Village Preservation to Fight Plan to Turn SoHo Building Into Luxury Housing
by VILLAGE PRESERVATION
Mayor de Blasio, Council Members Margaret Chin and Carlina Rivera, and most members of the City Council championed the SoHo/NoHo/Chinatown Upzoning + Displacement Plan in 2021 promising it would promote affordable housing development and wouldn’t destroy existing affordable rent-regulated housing. Sad to say, their predictions have turned out to be far from true — as Village Preservation warned.
The latest news of a development under the rezoning illustrates this. According to published reports, 40 Wooster Street, a six-story commercial building in the rezoning area, will be converted to full-floor and duplex luxury apartments, including one with its own private pool — all thanks to the rezoning (prior zoning would not have allowed such a conversion). And while City officials promised all residential developments under the rezoning would include affordable housing, this one utilizes one of the many loopholes highlighted by Village Preservation that allows them to avoid doing so. The retail ground floor is exempted from affordable housing requirements (the new zoning actually requires a retail ground floor), leaving just shy of 12,500 sq ft of residential space to be developed above.
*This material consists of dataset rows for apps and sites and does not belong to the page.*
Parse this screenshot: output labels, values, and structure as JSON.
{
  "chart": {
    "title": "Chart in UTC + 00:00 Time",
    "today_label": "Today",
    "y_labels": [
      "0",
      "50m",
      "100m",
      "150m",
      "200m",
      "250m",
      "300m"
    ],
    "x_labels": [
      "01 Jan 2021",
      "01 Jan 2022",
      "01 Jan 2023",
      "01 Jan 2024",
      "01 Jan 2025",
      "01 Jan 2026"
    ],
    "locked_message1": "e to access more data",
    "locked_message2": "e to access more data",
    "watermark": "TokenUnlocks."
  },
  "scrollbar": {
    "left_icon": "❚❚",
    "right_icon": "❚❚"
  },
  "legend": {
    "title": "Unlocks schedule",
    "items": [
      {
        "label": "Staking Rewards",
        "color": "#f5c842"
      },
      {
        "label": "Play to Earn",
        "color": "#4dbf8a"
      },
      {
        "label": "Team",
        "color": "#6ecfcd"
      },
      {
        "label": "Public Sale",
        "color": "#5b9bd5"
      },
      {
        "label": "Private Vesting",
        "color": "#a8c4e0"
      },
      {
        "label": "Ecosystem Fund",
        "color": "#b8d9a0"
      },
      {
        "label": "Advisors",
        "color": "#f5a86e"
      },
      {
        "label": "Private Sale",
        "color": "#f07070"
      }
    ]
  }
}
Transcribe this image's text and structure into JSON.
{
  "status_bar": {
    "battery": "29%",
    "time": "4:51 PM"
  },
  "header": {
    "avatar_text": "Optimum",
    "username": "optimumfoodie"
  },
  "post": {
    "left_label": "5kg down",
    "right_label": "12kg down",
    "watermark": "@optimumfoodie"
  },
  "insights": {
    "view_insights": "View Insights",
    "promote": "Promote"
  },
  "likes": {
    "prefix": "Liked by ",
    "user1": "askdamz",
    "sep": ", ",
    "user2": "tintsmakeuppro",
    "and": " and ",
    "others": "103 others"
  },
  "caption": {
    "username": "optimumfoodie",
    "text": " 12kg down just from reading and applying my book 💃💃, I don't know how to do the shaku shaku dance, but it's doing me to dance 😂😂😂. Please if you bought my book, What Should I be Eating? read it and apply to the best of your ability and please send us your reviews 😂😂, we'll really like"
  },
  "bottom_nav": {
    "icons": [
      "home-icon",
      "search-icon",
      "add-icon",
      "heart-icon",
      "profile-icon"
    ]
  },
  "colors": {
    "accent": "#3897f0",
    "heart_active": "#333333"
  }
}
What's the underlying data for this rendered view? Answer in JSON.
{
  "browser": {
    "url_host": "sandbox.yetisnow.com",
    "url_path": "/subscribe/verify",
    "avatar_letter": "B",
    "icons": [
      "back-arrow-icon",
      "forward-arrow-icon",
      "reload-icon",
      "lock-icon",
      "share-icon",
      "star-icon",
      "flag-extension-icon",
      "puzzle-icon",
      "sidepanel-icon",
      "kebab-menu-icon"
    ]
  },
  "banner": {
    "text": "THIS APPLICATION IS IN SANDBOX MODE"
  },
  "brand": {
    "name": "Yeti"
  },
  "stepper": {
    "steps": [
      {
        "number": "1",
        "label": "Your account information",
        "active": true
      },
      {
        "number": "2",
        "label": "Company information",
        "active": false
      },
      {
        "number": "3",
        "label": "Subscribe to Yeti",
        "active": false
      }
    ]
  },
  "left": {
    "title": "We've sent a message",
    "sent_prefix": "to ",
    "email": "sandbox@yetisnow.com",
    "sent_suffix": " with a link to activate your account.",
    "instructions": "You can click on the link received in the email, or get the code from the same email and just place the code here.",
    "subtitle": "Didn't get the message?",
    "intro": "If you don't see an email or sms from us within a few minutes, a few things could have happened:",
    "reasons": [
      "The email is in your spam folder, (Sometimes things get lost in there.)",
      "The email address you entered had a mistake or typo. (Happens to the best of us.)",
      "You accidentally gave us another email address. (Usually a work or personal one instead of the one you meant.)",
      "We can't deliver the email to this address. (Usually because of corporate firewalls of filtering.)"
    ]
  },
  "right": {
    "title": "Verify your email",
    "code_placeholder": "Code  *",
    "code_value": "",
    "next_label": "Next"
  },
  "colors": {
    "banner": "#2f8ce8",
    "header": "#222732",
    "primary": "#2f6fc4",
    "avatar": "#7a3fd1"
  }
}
Developments with less than 12,500 sq ft of residential space are exempted from the affordable housing requirements.
This is the latest in a long line of projects announced or begun under the rezoning that deviated from the City’s promises and predictions. At 32 Thompson Street, the City initially predicted no development would take place because the site contained a building with rent-regulated apartments, which it claimed would not be endangered by the rezoning. The building and all its rent-regulated units have since been demolished, with no word yet as to what will be built there. At 360 Bowery, where the City predicted affordable housing would be included in a new development, a 283-ft-tall luxury office tower has gone up with no affordable housing.
Another announced development on Centre Street — located within what the plan’s proponents labeled a “housing opportunity zone” within the rezoning — will also include no housing, affordable or otherwise. There are two announced developments in the rezoning area that are supposed to include some affordable housing, along with three times as many super-luxury units: one at 126 Lafayette Street, which appears to be in some limbo since demolition work on the site resulted in the death of a worker; and one at 277 Canal Street where no work has yet begun, but which is located on a site where the City predicted no new development would take place under the rezoning.